Entries from a dataset of interfaces
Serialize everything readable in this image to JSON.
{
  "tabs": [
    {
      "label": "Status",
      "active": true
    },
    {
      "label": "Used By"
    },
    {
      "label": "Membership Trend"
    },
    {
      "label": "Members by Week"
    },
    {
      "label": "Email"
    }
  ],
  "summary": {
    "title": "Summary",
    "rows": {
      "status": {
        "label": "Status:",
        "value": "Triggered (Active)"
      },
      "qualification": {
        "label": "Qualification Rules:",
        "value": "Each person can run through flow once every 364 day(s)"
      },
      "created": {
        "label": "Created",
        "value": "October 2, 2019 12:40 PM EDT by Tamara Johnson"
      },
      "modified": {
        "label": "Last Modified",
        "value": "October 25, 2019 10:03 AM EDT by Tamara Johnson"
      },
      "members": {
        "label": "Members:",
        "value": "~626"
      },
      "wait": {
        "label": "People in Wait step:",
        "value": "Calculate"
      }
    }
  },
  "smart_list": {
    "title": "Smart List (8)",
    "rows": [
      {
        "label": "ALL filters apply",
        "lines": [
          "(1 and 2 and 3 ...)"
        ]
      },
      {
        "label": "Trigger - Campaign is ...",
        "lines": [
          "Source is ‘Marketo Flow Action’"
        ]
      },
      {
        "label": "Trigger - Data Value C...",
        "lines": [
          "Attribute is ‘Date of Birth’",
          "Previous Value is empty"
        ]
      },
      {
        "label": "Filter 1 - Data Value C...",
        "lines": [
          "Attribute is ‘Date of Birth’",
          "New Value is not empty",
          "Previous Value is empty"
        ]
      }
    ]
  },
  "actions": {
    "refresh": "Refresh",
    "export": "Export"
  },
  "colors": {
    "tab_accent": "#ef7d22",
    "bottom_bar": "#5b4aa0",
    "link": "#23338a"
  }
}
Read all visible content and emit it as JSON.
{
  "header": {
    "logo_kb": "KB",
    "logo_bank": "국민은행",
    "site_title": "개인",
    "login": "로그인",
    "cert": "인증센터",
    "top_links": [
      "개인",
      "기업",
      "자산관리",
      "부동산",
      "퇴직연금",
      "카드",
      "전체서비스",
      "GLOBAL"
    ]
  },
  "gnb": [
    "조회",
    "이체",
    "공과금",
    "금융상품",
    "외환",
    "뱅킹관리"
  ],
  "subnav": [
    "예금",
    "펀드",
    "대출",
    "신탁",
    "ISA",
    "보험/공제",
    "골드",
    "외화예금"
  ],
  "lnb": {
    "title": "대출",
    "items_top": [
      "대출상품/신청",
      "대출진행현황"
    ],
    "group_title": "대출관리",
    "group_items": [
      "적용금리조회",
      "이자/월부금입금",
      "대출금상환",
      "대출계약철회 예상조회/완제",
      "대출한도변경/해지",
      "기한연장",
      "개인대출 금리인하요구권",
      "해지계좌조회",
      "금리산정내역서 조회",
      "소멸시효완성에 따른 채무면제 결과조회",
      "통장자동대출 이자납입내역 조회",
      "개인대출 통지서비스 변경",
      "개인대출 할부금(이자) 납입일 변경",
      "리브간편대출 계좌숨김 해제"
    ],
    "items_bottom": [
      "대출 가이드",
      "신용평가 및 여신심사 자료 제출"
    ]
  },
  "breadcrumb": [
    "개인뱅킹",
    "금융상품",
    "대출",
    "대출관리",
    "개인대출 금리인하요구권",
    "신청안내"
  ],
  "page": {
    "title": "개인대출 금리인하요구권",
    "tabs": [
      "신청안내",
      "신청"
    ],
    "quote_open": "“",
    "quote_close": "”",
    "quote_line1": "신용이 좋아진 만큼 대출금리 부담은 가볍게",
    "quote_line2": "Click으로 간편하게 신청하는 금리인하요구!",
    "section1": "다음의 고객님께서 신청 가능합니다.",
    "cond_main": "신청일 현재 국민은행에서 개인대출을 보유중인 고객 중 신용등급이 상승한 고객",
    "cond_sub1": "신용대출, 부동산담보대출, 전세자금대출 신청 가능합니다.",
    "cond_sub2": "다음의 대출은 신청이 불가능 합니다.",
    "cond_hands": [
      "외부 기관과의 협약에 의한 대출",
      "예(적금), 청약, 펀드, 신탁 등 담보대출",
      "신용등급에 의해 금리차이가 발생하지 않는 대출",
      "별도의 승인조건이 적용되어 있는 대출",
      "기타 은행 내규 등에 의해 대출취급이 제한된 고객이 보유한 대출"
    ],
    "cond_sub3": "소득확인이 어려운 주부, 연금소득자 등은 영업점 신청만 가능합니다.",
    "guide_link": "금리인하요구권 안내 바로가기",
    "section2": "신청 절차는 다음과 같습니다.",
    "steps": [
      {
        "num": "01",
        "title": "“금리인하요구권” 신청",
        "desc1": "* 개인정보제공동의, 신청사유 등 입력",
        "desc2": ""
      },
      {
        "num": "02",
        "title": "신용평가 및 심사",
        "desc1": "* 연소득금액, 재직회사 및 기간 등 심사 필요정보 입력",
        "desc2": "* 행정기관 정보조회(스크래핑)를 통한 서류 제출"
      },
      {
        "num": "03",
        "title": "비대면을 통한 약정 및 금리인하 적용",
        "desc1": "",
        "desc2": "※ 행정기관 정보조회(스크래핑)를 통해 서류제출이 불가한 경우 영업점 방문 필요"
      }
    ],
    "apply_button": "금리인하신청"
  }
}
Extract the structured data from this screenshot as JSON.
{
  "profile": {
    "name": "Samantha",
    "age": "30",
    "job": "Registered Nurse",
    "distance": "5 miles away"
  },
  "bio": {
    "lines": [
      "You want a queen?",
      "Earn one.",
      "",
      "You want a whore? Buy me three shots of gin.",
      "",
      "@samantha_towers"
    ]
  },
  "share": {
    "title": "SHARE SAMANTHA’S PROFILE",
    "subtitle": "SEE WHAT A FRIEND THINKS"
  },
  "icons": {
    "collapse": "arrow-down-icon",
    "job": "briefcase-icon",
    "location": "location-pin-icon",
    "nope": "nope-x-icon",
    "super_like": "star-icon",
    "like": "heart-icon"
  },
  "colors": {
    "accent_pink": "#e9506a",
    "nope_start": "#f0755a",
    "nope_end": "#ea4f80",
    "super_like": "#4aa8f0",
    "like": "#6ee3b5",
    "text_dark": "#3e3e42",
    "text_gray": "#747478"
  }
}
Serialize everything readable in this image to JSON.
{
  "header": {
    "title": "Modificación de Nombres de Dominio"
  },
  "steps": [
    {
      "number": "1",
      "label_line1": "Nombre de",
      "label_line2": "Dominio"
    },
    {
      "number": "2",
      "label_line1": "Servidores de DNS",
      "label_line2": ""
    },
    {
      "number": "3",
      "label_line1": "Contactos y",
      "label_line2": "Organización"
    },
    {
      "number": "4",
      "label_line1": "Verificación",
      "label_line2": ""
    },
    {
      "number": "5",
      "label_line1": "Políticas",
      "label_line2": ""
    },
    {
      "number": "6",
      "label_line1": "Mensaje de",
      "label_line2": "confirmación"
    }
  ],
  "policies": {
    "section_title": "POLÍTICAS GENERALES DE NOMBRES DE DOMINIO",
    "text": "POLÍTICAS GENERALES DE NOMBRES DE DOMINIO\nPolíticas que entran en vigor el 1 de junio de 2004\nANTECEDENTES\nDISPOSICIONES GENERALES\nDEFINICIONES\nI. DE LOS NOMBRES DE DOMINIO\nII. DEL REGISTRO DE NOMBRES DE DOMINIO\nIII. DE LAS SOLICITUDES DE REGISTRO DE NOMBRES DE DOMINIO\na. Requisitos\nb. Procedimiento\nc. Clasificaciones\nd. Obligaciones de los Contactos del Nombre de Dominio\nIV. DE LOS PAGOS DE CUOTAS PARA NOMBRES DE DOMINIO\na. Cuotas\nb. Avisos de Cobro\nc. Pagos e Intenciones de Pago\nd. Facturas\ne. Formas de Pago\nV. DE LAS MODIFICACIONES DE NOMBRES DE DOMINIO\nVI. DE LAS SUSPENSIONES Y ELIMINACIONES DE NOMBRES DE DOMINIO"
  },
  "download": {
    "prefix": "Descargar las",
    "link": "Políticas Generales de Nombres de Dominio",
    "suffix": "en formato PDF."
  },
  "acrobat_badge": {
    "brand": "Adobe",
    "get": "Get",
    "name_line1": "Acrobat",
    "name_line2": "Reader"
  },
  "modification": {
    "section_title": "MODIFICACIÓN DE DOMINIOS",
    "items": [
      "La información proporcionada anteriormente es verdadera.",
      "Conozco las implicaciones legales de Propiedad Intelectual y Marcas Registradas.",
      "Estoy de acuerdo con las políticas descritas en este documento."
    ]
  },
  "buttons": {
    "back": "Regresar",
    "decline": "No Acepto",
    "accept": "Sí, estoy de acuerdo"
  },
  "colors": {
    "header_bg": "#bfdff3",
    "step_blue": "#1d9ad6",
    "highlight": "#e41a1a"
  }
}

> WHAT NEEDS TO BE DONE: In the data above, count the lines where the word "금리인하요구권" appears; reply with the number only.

> REPLY: 5